The 2013 summer issue features two impressive 1934 Ford coupes, one on each cover. Jack Stirnemann of St. Louis, Missouri, owns the period-perfect black ’34 three-window coupe that is on the subscriber cover and on the newsstand cover is the Randy Bianchi-built orange ’34 five-window coupe owned by Rob Montalbine of New Jersey. Although both are nostalgic hot rods powered by vintage V8 engines, they couldn’t be more different. Stirnemann’s is equipped with a 59AB flathead and Montalbine’s with a supercharged Cadillac 331 cid.
Some of the other stories in this issue include the “pre-gidget” world of rods and customs on the beaches of Southern California, the story behind the infamous A/A Fuel Altered from the Burkholder Brothers, a mild-custom ’54 Cadillac Coupe de Ville from California, a scratch-built custom from James Hetfield by Rick Dore, and Al Drake’s retrospective look back at the 1952 Portland Speedorama.
The Stirnemann Way
Jack Stirnemann’s ’34 Ford three-window features time-honored hot rodding techniques and an elegant design aesthetic. Built with real performance standards in mind, the full fendered three-window has a subtle resto-rod feel. The Stirnemann brothers Jack and Harry have a shop based out of St. Louis where they lend their talents and distinctive style to cars such as the period-perfect restoration of the Walker Morrison Deuce, (TRJ #40). Jack brought the coupe all the way from St. Louis, Missouri, to the San Francisco Bay Area to be photographed for a full feature in the upcoming issue.
We travelled to the East Coast to photograph Rob Montalbine’s Bianchi-styled ’34 coupe with the picturesque New York City skyline and George Washington Bridge as a backdrop. This issue delves into the story of how Rob Montalbine of River Vale, New Jersey, eagerly snatched up the ’34 when it up for sale on eBay. You won’t want to miss reading about Rob’s hot rod with a pedigree that dates back to the 1950s. Rob’s chopped and channeled five-window with Cadillac power is featured on the newsstand cover of TRJ #60.
Surf Rods Redux

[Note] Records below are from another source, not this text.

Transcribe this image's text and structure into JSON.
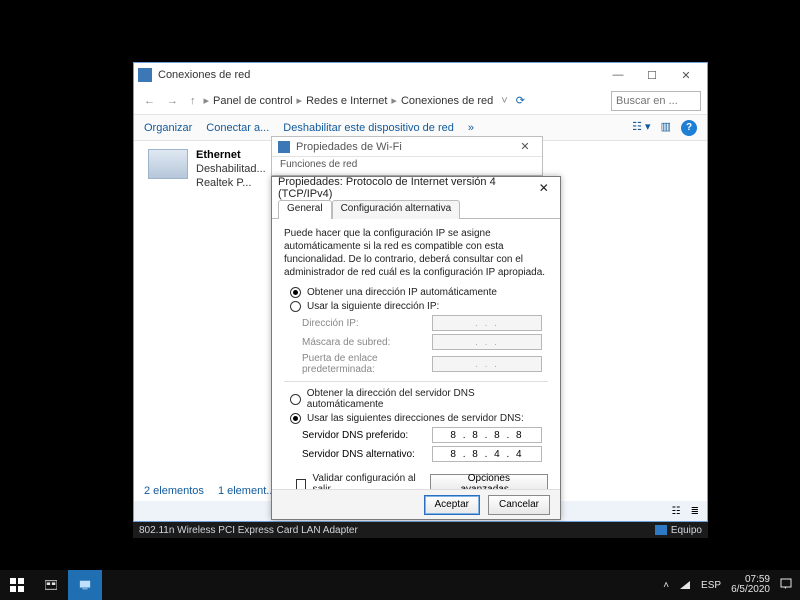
{
  "cp": {
    "title": "Conexiones de red",
    "crumbs": [
      "Panel de control",
      "Redes e Internet",
      "Conexiones de red"
    ],
    "search_placeholder": "Buscar en ...",
    "toolbar": {
      "organize": "Organizar",
      "connect": "Conectar a...",
      "disable": "Deshabilitar este dispositivo de red",
      "more": "»"
    },
    "adapter": {
      "name": "Ethernet",
      "status": "Deshabilitad...",
      "device": "Realtek P..."
    },
    "status_left": "2 elementos",
    "status_right": "1 element..."
  },
  "wifi": {
    "title": "Propiedades de Wi-Fi",
    "subtitle": "Funciones de red"
  },
  "dlg": {
    "title": "Propiedades: Protocolo de Internet versión 4 (TCP/IPv4)",
    "tabs": {
      "general": "General",
      "alt": "Configuración alternativa"
    },
    "desc": "Puede hacer que la configuración IP se asigne automáticamente si la red es compatible con esta funcionalidad. De lo contrario, deberá consultar con el administrador de red cuál es la configuración IP apropiada.",
    "ip_auto": "Obtener una dirección IP automáticamente",
    "ip_manual": "Usar la siguiente dirección IP:",
    "ip_fields": {
      "addr": "Dirección IP:",
      "mask": "Máscara de subred:",
      "gw": "Puerta de enlace predeterminada:"
    },
    "dns_auto": "Obtener la dirección del servidor DNS automáticamente",
    "dns_manual": "Usar las siguientes direcciones de servidor DNS:",
    "dns_pref_label": "Servidor DNS preferido:",
    "dns_pref_value": "8 . 8 . 8 . 8",
    "dns_alt_label": "Servidor DNS alternativo:",
    "dns_alt_value": "8 . 8 . 4 . 4",
    "validate": "Validar configuración al salir",
    "advanced": "Opciones avanzadas...",
    "ok": "Aceptar",
    "cancel": "Cancelar"
  },
  "device_strip": {
    "text": "802.11n Wireless PCI Express Card LAN Adapter",
    "equipo": "Equipo"
  },
  "taskbar": {
    "lang": "ESP",
    "time": "07:59",
    "date": "6/5/2020"
  }
}
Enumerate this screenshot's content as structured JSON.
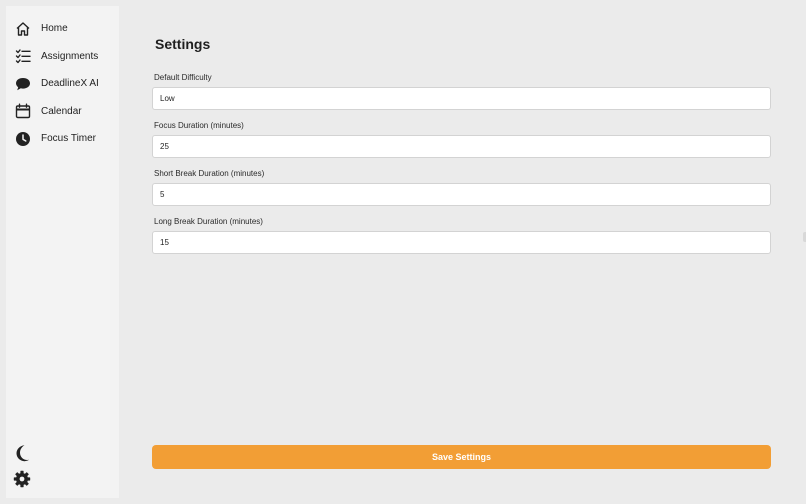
{
  "sidebar": {
    "items": [
      {
        "label": "Home",
        "icon": "home-icon"
      },
      {
        "label": "Assignments",
        "icon": "checklist-icon"
      },
      {
        "label": "DeadlineX AI",
        "icon": "chat-bubble-icon"
      },
      {
        "label": "Calendar",
        "icon": "calendar-icon"
      },
      {
        "label": "Focus Timer",
        "icon": "clock-icon"
      }
    ],
    "bottom_icons": [
      "moon-icon",
      "gear-icon"
    ]
  },
  "main": {
    "title": "Settings",
    "fields": [
      {
        "label": "Default Difficulty",
        "value": "Low"
      },
      {
        "label": "Focus Duration (minutes)",
        "value": "25"
      },
      {
        "label": "Short Break Duration (minutes)",
        "value": "5"
      },
      {
        "label": "Long Break Duration (minutes)",
        "value": "15"
      }
    ],
    "save_label": "Save Settings"
  },
  "colors": {
    "background": "#ebebeb",
    "sidebar": "#f3f3f3",
    "accent": "#f29e35",
    "text": "#1f1f1f"
  }
}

In the feature article, “Surf Rods Redux,” Pat Ganahl highlights well-known surfing pioneers from So-Cal who had a passion for both the surf and hot rod turf. Dale Velzy, Hap Jacobs, and Bev Morgan share some historic images from their scrapbooks of their early days hanging out around Hermosa Beach, California. Previously, we published an article in TRJ #9 titled “Surf Rods” where we explored the teen craze of California surf culture of the early-’60s. In many ways, the article in TRJ #60 acts as a prequel to that story. Here, we recount the lifestyle and trend of customizing cars to accommodate a surfer’s lifestyle from a few of the legends who lived through it. We explore when both hot rodding and surfing experienced their first big booms along with huge population growth in Southern California during the Post-War era. It was particularly exciting to have Hap Jacobs share his photos from when he bought the brand new Chevy, and before it was customized.
Fade to Black

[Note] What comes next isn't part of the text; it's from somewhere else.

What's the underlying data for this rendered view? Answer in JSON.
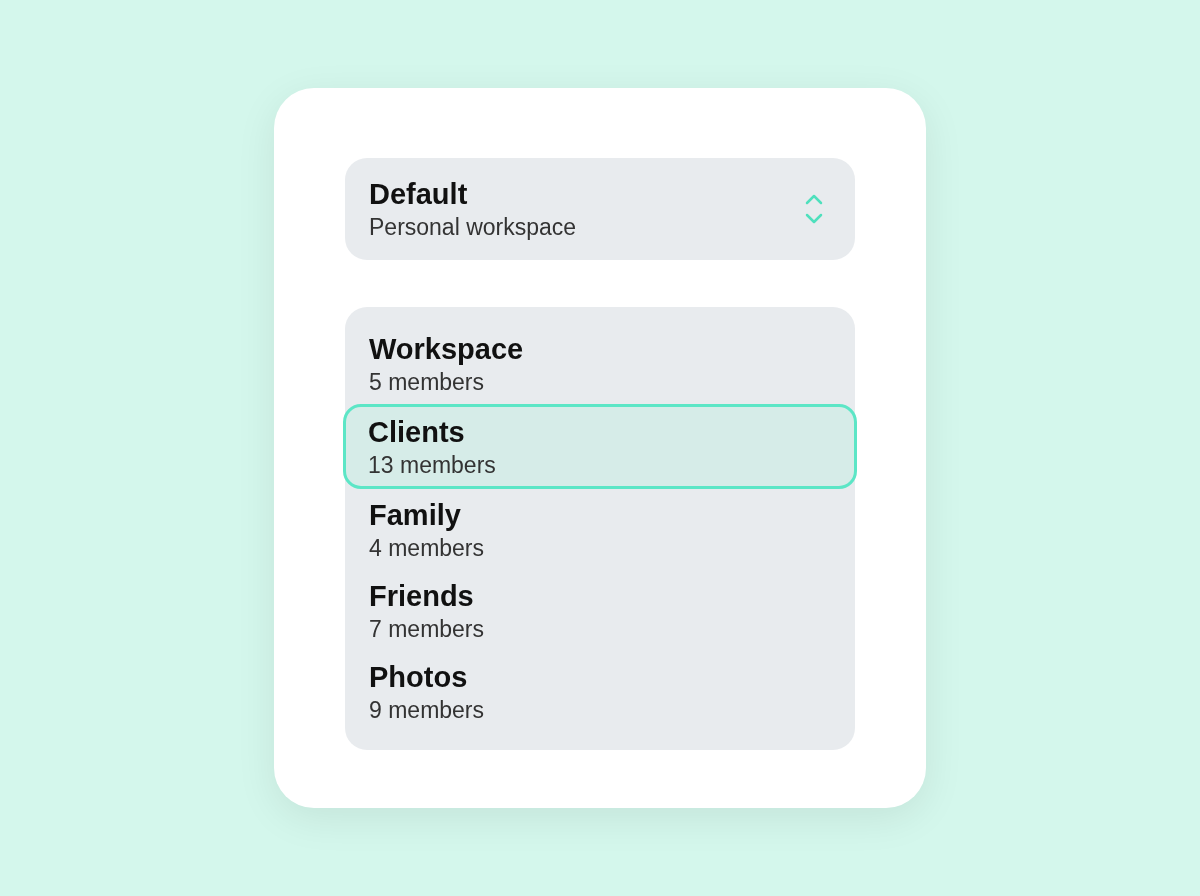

James Hetfield’s latest custom is a scratch-built concept car that originally began as a 1948 Jaguar. Interestingly enough, early on in the fabrication process Hetfield completely changed direction, and the final product is a completely custom-built car. With no trace of the ’48 Jag, the coachbuilt custom is now a far cry from your typical concept car in terms of both style and build. We had the opportunity to shoot it while still in baremetal. To complete the look of the radical custom with an almost entirely scratch-built chassis, James put his trust in good friend Rick Dore, metal fabricators Marcel and Luc De Ley, and San Bernardino-based shop No Limit Engineering among many others. As the founding member of the heavy metal band Metallica, we were eager to get James Hetfield’s “Black Pearl” into the studio for a full-feature. You can read more about the evolution of the coachbuilt custom in the upcoming issue.
We were delighted when Harry Burkholder and Robert Reel agreed to bring their A/A Fuel Altered to the studio for a full shoot. The car, originally campaigned by Harry and his brother Pete in the late ’60s, has been restored to its later Fiat bodied version with a fresh blown 392 Hemi for cackling at events like the California Hot Rod Reunion. We have the full history of Harry, Pete and the long life of the Fuel Altered along with a bunch of great vintage photography from its days on the strip.